An oral gift of immovable property cannot be made in view of the provisions of section 123 of the Transfer of Property Act, 1882, which states that for the purpose of making a gift of immovable property, the transfer must be effected by a registered instrument signed by or on behalf of the donor and attested by at least two witnesses. Hence, mere delivery of possession without a written instrument cannot confer any title.
- Parties who can contest a Gift deed
- A third party who is not related to the family of the donor, the donee, or the property itself cannot contest a gift deed.
In the case of a widow executing a gift deed of self-acquired property, third persons who are not her heirs, cognates or agnates have no right to contest her gift deed.
In the event that an heir holds shares in the property, he can contest a gift deed.

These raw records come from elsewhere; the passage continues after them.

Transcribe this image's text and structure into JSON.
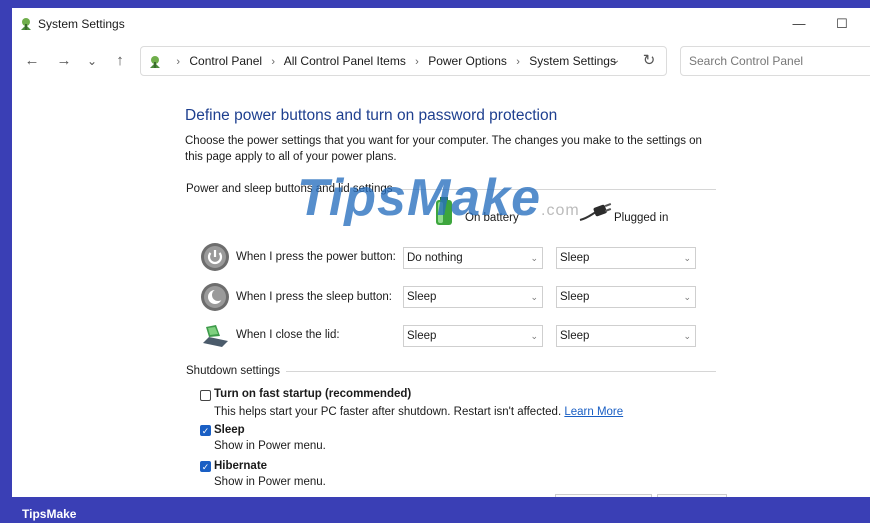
{
  "window": {
    "title": "System Settings",
    "minimize_glyph": "—",
    "maximize_glyph": "☐"
  },
  "nav": {
    "back_glyph": "←",
    "forward_glyph": "→",
    "recent_glyph": "⌄",
    "up_glyph": "↑",
    "breadcrumbs": [
      "Control Panel",
      "All Control Panel Items",
      "Power Options",
      "System Settings"
    ],
    "search_placeholder": "Search Control Panel"
  },
  "page": {
    "heading": "Define power buttons and turn on password protection",
    "description": "Choose the power settings that you want for your computer. The changes you make to the settings on this page apply to all of your power plans."
  },
  "power_group": {
    "title": "Power and sleep buttons and lid settings",
    "col_battery": "On battery",
    "col_plugged": "Plugged in",
    "rows": [
      {
        "label": "When I press the power button:",
        "battery": "Do nothing",
        "plugged": "Sleep",
        "icon": "power-button-icon"
      },
      {
        "label": "When I press the sleep button:",
        "battery": "Sleep",
        "plugged": "Sleep",
        "icon": "sleep-button-icon"
      },
      {
        "label": "When I close the lid:",
        "battery": "Sleep",
        "plugged": "Sleep",
        "icon": "laptop-lid-icon"
      }
    ]
  },
  "shutdown_group": {
    "title": "Shutdown settings",
    "items": [
      {
        "label": "Turn on fast startup (recommended)",
        "checked": false,
        "description": "This helps start your PC faster after shutdown. Restart isn't affected.",
        "link": "Learn More"
      },
      {
        "label": "Sleep",
        "checked": true,
        "description": "Show in Power menu."
      },
      {
        "label": "Hibernate",
        "checked": true,
        "description": "Show in Power menu."
      }
    ]
  },
  "watermark": {
    "text": "TipsMake",
    "suffix": ".com"
  },
  "brand": "TipsMake",
  "colors": {
    "accent": "#1a5fc4",
    "heading": "#1e3f8f",
    "frame": "#3a3fb5"
  }
}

One heir may receive a gift of a father’s self-acquired property, but if another heir(s) have contributed money to the property, that person(s) may assert their legal claims. However, if that person(s) owns no shares in the property, he
- In the event that an heir holds shares in the property, he can contest a gift deed. One heir may receive a gift of a father’s self-acquired property, but if another heir(s) have contributed money to the property, that person(s) may assert their legal claims. However, if that person(s) owns no shares in the property, he cannot challenge the father’s gift deed of a self-acquired property. On the contrary, the same is not applicable for a gift deed of an ancestral property, as each member of the family would be coparceners.
Under Hindu Law, the term “coparcener” is used to indicate those male members of a Hindu family who have an “undivided interest” in the ancestral property by birth. With the Hindu Succession (Amendment) Act, 2005 the daughters and sons have the same rights on ancestral property as coparceners. Further, as per the Hindu Succession Act, ancestral property can be claimed only by coparcenary, up to four generations of a Hindu joint family who inherited it. As a result, it is only possible to contest a gift deed for ancestral property.
- If a property that is to be transferred as a gift is also designated in a will, it will not render the gift deed void since the transfer of property depends on which document takes effect first. A Will takes effect only after the death of its testator, whereas a gift deed takes effect immediately after acceptance by the donee or on behalf of the donee. Consequently, a person may execute a Gift deed for a property that has already been mentioned in a Will. However, the Gift deed must adhere to the general rule that it must be accepted while the donor is still capable of giving. In other words, a property mentioned in a Will may be gifted so long as it was self-acquired. In the case of a self-acquired property where the donor has a clear title to the property, he may transfer to anyone without opposition.
The Apex Court in C. N. Arunachala Mudaliar vs C. A. Muruganatha Mudaliar & Ors, 1953 observed that property gifted by a father to his son could not become ancestral property in the hands of the son simply by reason of the fact that he got it from his father. Furthermore, the court was of the opinion that in self-acquired property, the father has independent power as well as a predominant interest in the same. Hence, when the father obtains the grandfather’s property by way of gift, he receives it not because he is a son or has any legal right to such property, but because his father chose to bestow a favour on him which he could have bestowed on any other person as well.
- Does being merely in possession of a gifted property amount to acceptance of a gift deed?
There are cases where mere possession by or on behalf of the donee may amount to acceptance of the gift. But where there is evidence of both the donor and the donee residing in the same home jointly, and the subject matter of the gift deed is the homestead enjoyed jointly by the donor and the donee, in such circumstances, mere possession, which is an unequivocal factor, cannot be treated as an evidence of acceptance.